Sony and Zenith have enviable records in the world of DirecTV and digital television set-top boxes. Sony's first such product, the SAT-HD100, was among the best on the market, with topnotch performance and a host of enviable features. That receiver, along with one by Panasonic, were the two most sensitive I had ever seen. And while the Sony had some problems, among them a noisy fan and the lack of aspect-ratio control, last year I judged it the best of a troubled lot.
In fall 1998 through early 1999—the early days of digital television—every maker of high-definition sets was making large, expensive rear-projection models. That is, every maker but one: Sony. Their first direct-view, widescreen, high-definition set, the great-grandfather of the model reviewed here, was the KW-34HD1 FD Trinitron, which I reviewed in the May 1999 <I>SGHT</I>. It cost $8999, and was among the best direct-view televisions I have ever had the pleasure of watching.

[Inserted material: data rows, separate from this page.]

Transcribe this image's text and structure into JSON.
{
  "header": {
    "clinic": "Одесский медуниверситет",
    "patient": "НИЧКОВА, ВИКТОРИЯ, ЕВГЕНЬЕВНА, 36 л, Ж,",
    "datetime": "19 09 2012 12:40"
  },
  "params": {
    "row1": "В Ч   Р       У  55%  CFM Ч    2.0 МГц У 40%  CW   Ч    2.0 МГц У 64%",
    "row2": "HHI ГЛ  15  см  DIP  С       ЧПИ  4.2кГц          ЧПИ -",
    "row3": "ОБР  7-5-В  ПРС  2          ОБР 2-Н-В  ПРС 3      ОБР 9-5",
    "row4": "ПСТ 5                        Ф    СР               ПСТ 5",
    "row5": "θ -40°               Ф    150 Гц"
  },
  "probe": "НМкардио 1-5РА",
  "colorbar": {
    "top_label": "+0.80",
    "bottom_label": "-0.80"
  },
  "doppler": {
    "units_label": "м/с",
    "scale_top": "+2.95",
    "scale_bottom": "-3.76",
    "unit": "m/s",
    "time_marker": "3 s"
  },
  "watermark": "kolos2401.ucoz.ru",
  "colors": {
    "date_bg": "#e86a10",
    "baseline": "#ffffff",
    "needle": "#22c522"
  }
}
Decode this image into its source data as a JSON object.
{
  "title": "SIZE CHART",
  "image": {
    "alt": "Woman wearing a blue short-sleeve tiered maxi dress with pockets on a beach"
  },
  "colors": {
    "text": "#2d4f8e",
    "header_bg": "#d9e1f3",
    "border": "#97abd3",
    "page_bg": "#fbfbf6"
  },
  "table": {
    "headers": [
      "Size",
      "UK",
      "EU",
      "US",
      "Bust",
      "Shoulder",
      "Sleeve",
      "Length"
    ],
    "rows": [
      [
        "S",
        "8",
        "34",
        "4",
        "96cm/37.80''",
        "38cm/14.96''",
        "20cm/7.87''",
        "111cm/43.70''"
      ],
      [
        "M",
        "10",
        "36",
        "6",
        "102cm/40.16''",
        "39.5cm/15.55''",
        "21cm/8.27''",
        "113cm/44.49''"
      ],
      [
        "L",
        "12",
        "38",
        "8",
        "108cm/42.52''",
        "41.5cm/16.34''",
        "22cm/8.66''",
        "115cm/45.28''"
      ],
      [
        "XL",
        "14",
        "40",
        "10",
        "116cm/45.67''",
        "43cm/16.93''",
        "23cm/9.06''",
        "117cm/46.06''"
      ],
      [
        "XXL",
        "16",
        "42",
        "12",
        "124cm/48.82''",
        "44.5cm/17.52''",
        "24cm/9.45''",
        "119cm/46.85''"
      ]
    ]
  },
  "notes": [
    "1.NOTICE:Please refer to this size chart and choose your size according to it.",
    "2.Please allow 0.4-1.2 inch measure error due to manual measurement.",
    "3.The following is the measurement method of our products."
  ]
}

The Interpreter is a "diplomatic thriller," if such a thing is possible. And, having been a diplomatic correspondent for several years, I can tell you, the thrills, on the rare occasions they can be found, are wholly intellectual. And so it is with this movie. It offers a long, long windup to a fairly tame denouement.
They've almost become ubiquitous, these 16:9, 34-inch direct-view HDTVs. When the first one came out in 1999 from Sony, it cost $8000, in part because it was the only direct-view HDTV available. In the five years since, most other manufacturers have jumped into this market. Prices have plummeted, and the general quality of the offerings has soared (although that original Sony remains the best one I've ever seen). Most manufacturers are now offering third- or even fourth-generation products in this category.
Like many of you, I assume, a welter of remotes sits on the table next to my TV watching chair. Among them are remotes for the TV, the preamp/processor, the DVR, three DVD players, a CD player ... nine in all.
VInc. is a new company with a filial relationship to Princeton Graphics, a maker of computer displays and a line of commercial DTVs. The companies share a major investor in William Wang, and V Inc. has ambitious plans for the world of consumer electronics.
VIZIO always offers surprisingly good products at extraordinary prices, and this new 42-inch plasma is no exception. It is loaded with features and comes at a price that used to be far, far below the competition. It lists for $1,699.99 and was on sale in March (for the NCAA basketball tournament) at about $200 less.
LCD monitors are undergoing something of a resurgence, buoyed by the popularity of LCD computer screens and the rush to ever-bigger plasma displays. From the front, big LCDs like this one look something like a plasma sitting happily on a table, though a peek around back reveals that they're not hang-on-the-wall thin. They're also quite a bit cheaper than plasmas. This one costs $5999 and is just 171/2 inches deep, compared to roughly $15,000 or more for a 60-inch, high-definition-capable plasma that is typically between 3 and 4 inches deep. So while buyers can get something like the feel of a plasma for about a third the price, they have to live with the technical limitations of LCD, just as plasma buyers live with the limitations of that technology.
More than a year ago, Zenith shook up the world of plasma televisions by introducing the DPD60W, the first 60-inch model—a behemoth that seemed to fill up a room. For Zenith, it was a statement product and a wonder to behold, though its performance problems held it back from the first rank of plasma displays (see the review in the January 2002 <I>SGHT</I>, also available archived at <A HREF="http://www.guidetohometheater.com">www.guidetohometheater.com</A>).